» **Assigned task**
Would you go through the records below and copy each line with the string "source"?

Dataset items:
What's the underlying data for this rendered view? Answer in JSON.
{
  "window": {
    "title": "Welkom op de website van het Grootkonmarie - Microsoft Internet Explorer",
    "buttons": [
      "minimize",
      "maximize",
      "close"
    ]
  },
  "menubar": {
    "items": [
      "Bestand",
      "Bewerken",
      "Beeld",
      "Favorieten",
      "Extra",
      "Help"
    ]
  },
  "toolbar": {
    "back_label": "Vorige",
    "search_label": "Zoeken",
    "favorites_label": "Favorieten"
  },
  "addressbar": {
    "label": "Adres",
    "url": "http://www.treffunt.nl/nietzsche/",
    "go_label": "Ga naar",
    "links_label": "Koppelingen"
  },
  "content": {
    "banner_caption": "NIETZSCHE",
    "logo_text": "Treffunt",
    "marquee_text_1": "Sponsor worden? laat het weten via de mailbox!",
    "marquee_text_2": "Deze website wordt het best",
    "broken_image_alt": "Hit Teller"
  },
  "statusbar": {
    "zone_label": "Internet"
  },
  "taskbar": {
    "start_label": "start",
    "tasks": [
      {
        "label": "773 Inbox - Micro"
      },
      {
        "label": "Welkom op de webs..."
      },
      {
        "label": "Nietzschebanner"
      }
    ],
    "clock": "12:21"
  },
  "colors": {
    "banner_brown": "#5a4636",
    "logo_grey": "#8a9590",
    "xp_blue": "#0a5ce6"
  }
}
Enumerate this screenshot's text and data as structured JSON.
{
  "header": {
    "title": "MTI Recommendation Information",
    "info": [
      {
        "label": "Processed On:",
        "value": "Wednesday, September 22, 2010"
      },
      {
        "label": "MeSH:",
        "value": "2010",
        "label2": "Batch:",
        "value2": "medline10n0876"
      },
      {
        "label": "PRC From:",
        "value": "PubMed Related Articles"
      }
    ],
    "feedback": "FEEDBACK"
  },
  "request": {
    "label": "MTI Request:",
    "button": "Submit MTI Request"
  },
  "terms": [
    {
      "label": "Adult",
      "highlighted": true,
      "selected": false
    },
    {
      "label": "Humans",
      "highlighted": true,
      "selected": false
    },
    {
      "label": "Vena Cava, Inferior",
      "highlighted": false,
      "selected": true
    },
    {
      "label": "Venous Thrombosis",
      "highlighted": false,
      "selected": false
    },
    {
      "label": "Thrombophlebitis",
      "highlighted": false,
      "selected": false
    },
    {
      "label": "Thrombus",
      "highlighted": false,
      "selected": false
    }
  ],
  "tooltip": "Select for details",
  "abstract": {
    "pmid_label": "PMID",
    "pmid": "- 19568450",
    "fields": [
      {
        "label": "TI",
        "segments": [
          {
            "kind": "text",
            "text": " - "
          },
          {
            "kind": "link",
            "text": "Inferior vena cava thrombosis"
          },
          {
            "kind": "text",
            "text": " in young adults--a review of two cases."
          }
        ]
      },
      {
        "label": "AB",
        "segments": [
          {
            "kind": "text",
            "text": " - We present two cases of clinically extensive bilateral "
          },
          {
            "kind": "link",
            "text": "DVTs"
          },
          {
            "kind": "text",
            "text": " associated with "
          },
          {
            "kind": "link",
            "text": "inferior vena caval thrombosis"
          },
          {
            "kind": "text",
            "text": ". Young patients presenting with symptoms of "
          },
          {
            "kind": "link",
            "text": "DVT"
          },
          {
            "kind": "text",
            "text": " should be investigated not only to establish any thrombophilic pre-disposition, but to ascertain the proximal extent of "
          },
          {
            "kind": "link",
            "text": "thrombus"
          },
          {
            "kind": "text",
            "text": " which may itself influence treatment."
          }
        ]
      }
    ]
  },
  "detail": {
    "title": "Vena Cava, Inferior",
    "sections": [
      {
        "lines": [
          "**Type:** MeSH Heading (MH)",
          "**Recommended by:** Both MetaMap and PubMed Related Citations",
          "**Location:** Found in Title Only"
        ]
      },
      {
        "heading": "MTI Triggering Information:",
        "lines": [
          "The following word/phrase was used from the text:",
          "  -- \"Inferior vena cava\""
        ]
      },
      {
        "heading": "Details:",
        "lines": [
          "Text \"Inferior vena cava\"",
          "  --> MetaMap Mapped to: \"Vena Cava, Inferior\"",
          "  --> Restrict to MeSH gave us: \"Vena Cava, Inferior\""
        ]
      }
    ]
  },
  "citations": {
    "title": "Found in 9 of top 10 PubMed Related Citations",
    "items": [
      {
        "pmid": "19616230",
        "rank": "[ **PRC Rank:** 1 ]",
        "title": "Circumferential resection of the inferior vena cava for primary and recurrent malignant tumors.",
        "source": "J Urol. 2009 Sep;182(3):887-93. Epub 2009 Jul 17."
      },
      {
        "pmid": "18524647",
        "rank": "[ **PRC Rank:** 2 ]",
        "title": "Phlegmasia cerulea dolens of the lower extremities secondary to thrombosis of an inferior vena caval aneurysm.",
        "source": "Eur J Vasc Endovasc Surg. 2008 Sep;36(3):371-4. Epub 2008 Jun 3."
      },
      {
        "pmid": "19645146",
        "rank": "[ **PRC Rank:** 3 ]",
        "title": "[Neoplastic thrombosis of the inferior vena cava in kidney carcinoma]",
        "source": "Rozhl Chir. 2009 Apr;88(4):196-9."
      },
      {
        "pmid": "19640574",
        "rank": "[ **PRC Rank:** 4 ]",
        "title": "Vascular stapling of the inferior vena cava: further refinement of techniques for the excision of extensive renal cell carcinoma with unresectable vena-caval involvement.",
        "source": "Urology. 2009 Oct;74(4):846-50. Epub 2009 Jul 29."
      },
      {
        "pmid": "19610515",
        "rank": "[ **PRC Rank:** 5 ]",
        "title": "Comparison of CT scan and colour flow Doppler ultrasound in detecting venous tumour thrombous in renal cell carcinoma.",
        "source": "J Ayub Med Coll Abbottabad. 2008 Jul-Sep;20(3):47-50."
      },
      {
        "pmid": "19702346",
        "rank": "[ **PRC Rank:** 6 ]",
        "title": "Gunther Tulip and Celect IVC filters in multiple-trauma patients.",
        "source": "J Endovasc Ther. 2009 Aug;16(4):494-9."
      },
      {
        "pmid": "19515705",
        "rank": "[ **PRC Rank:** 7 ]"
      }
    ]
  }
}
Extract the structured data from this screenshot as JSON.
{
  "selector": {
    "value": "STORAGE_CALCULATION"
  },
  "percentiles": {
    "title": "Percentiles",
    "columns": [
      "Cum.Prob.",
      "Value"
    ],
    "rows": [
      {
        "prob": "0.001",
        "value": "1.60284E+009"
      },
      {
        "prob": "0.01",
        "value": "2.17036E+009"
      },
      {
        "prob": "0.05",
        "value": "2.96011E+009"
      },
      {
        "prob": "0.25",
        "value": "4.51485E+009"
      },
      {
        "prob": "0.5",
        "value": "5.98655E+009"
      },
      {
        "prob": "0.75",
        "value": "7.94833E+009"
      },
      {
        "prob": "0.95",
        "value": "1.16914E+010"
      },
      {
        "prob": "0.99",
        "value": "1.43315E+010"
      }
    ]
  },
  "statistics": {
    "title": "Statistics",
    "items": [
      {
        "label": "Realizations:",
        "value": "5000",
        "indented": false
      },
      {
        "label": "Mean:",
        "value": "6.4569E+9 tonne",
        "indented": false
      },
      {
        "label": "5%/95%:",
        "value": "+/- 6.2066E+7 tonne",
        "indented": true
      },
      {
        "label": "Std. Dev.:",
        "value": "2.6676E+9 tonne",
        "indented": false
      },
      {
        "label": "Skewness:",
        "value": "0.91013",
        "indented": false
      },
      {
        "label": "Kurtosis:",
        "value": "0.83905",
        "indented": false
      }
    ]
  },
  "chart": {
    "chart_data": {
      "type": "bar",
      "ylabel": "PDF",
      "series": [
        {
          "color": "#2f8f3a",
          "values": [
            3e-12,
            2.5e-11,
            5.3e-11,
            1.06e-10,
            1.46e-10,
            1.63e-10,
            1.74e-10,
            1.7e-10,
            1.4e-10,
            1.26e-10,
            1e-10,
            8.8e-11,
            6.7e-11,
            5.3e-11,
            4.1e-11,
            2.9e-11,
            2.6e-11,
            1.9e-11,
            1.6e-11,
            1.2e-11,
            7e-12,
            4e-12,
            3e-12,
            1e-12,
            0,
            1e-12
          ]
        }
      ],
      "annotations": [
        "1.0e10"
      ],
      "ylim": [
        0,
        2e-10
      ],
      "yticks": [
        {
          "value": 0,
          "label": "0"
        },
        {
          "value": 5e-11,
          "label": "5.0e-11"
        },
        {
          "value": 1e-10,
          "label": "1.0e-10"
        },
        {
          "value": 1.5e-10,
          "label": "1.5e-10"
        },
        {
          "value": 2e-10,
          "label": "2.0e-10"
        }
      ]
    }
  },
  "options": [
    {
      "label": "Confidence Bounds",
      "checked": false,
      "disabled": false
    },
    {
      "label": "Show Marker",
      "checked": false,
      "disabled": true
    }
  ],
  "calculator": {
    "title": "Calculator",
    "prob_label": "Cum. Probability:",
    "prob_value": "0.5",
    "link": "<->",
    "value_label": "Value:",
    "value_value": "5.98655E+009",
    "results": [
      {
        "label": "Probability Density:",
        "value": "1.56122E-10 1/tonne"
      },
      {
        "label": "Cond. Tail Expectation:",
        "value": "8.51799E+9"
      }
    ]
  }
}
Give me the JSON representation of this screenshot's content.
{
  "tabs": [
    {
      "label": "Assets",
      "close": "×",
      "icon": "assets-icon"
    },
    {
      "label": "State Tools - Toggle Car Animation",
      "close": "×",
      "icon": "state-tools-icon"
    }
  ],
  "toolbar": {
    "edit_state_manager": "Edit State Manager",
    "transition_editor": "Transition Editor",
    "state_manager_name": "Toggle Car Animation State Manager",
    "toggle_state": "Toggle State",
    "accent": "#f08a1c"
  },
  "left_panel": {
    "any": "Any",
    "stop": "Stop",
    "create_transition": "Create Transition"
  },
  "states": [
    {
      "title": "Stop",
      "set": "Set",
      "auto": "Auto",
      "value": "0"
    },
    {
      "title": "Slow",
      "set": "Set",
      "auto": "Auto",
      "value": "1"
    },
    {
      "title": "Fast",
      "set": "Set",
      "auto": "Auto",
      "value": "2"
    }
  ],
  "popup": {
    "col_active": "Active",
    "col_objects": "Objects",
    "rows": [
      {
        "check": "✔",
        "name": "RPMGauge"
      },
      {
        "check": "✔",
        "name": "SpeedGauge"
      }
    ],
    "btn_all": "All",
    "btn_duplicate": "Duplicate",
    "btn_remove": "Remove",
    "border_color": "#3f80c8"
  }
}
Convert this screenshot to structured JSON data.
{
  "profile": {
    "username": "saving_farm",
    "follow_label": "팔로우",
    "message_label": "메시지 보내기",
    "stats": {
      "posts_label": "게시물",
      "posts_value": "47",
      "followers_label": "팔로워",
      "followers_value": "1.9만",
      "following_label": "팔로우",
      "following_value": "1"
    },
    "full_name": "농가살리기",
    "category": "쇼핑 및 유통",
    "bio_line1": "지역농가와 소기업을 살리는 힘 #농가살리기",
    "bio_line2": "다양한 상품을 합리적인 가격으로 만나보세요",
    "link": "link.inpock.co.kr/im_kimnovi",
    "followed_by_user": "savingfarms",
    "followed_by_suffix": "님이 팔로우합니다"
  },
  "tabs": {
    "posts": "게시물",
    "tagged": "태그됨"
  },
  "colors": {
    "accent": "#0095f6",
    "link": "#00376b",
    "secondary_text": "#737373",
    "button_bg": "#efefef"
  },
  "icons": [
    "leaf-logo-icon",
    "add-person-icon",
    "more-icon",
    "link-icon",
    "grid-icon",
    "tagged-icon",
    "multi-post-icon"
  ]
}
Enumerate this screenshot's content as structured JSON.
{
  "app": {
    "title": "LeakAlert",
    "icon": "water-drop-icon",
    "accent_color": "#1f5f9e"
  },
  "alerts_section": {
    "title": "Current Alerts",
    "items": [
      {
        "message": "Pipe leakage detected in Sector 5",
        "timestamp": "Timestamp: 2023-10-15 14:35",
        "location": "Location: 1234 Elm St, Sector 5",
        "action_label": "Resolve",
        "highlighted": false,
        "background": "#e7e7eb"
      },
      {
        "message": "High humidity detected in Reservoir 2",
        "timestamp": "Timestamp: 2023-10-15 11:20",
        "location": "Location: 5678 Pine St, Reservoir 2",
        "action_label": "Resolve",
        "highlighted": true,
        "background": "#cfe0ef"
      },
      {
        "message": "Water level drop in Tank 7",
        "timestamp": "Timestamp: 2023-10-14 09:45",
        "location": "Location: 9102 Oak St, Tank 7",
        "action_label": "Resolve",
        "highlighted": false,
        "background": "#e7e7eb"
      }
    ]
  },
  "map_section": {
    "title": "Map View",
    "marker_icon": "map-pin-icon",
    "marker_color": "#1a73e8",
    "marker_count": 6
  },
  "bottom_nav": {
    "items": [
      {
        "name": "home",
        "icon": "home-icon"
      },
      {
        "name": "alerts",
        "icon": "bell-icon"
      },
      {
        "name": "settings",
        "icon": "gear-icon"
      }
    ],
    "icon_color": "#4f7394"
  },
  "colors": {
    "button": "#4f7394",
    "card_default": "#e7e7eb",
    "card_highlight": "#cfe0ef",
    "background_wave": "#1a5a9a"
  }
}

» **Finished exercise**
        "source": "J Urol. 2009 Sep;182(3):887-93. Epub 2009 Jul 17."
        "source": "Eur J Vasc Endovasc Surg. 2008 Sep;36(3):371-4. Epub 2008 Jun 3."
        "source": "Rozhl Chir. 2009 Apr;88(4):196-9."
        "source": "Urology. 2009 Oct;74(4):846-50. Epub 2009 Jul 29."
        "source": "J Ayub Med Coll Abbottabad. 2008 Jul-Sep;20(3):47-50."
        "source": "J Endovasc Ther. 2009 Aug;16(4):494-9."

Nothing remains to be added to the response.